A fascinating book produced from the prolific pen of the author Steve Dunn. With the advent of the establishment of the Coastal Forces Museum (Night Hunters of the Royal Navy) there is now a growing public awareness and interest in the significant role that these craft and their crews fulfilled in two World Wars.

This book is particularly significant in that it fills a gap between the First World War and the unstable decade of the 1920s. Sadly many of the lessons learnt through hard won experience during this period were allowed to lapse in the years leading up to the Second World War – all these lessons had to be relearnt at great cost, so no change there then.

When the First World War started the Royal Navy found that it had an urgent need for more small vessels than it possessed. A relatively new requirement had emerged for minesweeping, anti-submarine patrols and coastal defence. In the true British manner this requirement was initially satisfied by the formation of auxiliary vessels manned by willing volunteers who knew something about boats.

By the second year of the war these ad-hoc arrangements were becoming overwhelmed by the sheer scale of the operational requirement. A meeting in the USA led to the acquisition of American designed ELCO motor launches and 550 were purchased. These were used widely throughout all the maritime theatres of war.

In particular, the development of the internal combustion engine for use by small petrol engine craft in many navies at the time, notably Britain and the USA, had a significant impact upon the development of these craft. In 1915 the British designed the Coastal Motor Boat (CMB) which developed the concept of a hull aquaplaning across the surface of the water. Not only did this enable the craft to achieve speeds of up to 40 knots but also made for a more stable weapon platform.

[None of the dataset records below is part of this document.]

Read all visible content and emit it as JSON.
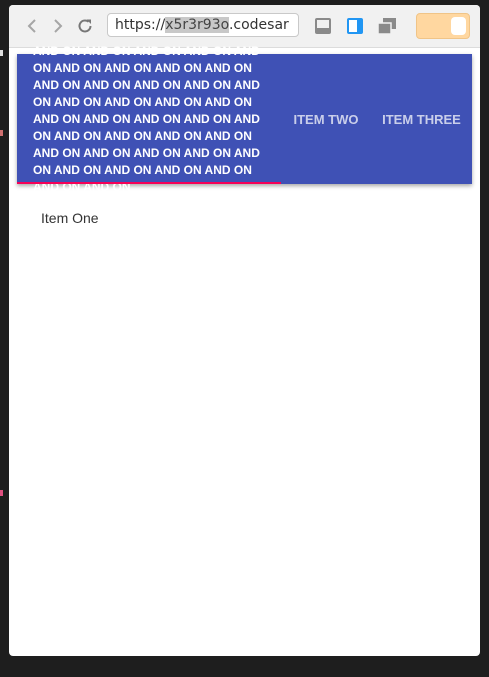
{
  "browser": {
    "url_highlight": "x5r3r93o",
    "url_prefix": "https://",
    "url_suffix": ".codesar"
  },
  "tabs": [
    {
      "label": "And on and on and on and on and on and on and on and on and on and on and on and on and on and on and on and on and on and on and on and on and on and on and on and on and on and on and on and on and on and on and on and on and on and on and on and on and on and on",
      "selected": true
    },
    {
      "label": "Item Two",
      "selected": false
    },
    {
      "label": "Item Three",
      "selected": false
    }
  ],
  "panel": {
    "text": "Item One"
  },
  "colors": {
    "appbar": "#3f51b5",
    "indicator": "#f50057",
    "toggle": "#ffd7a0"
  }
}
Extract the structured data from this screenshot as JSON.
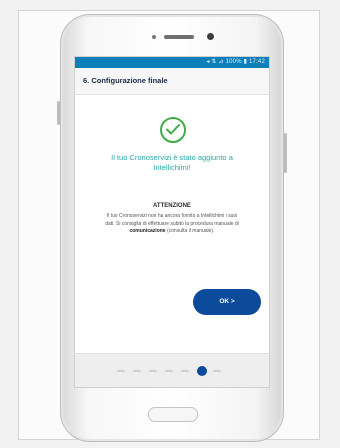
{
  "status_bar": {
    "text": "◂ ⇅ ⊿ 100% ▮ 17:42"
  },
  "app_bar": {
    "title": "6. Configurazione finale"
  },
  "success": {
    "icon": "check-circle-icon",
    "message": "Il tuo Cronoservizi è stato aggiunto a Intellichimi!"
  },
  "attention": {
    "title": "ATTENZIONE",
    "body_pre": "Il tuo Cronoservizi non ha ancora fornito a Intellichimi i suoi dati. Si consiglia di effettuare subito la procedura manuale di",
    "body_bold": "comunicazione",
    "body_post": "(consulta il manuale)."
  },
  "ok_button": {
    "label": "OK >"
  },
  "pager": {
    "total": 7,
    "active_index": 5
  },
  "colors": {
    "status_bar": "#0e7fb8",
    "success_green": "#3fae49",
    "message_teal": "#2aa7a7",
    "primary_blue": "#0c4a9b"
  }
}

This concept was carried through to craft of the Second World War. The CMB served with distinction throughout the latter years of the war and also in the subsequent confrontation with the Bolsheviks – notably the sinking of the cruiser Oleg at Kronstadt.

Of particular interest are the chapters devoted to other nations who adopted and developed similar craft for their own use. Chapter 13 recounts the story of motor boats in the German, Austrian, French and Italian Navies. The Italian Navy was especially effective in dealing with Austrian battleships in the Adriatic. Chapter 14 takes the reader into what for many people is the largely unknown story of the post war situation regarding the Armistice, occupation of Germany and the Russian Revolution. Here once again the Motor Launch left its mark. There are some fascinating pictures of these craft operating at Cologne.

An aspect of the book that really stands out is the abundance of photographs and drawings that feature throughout. It is probable that some of these have not featured in a book such as this before. Particularly striking is the William Wyllie picture on the front cover of the book depicting motor boats in front of the then afloat HMS Victory – Nelson would certainly have approved of that.

At the end of the book there are some very useful appendices and detailed plans of individual craft that complete the narrative. The final chapters, Last Rites and Conclusions, puts the book into context in that there is an account of the post war demise of the motor boat but also an overview of the establishment and development of the Naval Reservist which was to prove so significant in the Second World War.

All in all, a thoroughly readable and informative account of what has been a little-known area of naval history. It is very strongly recommended for both the serious student and the casual reader.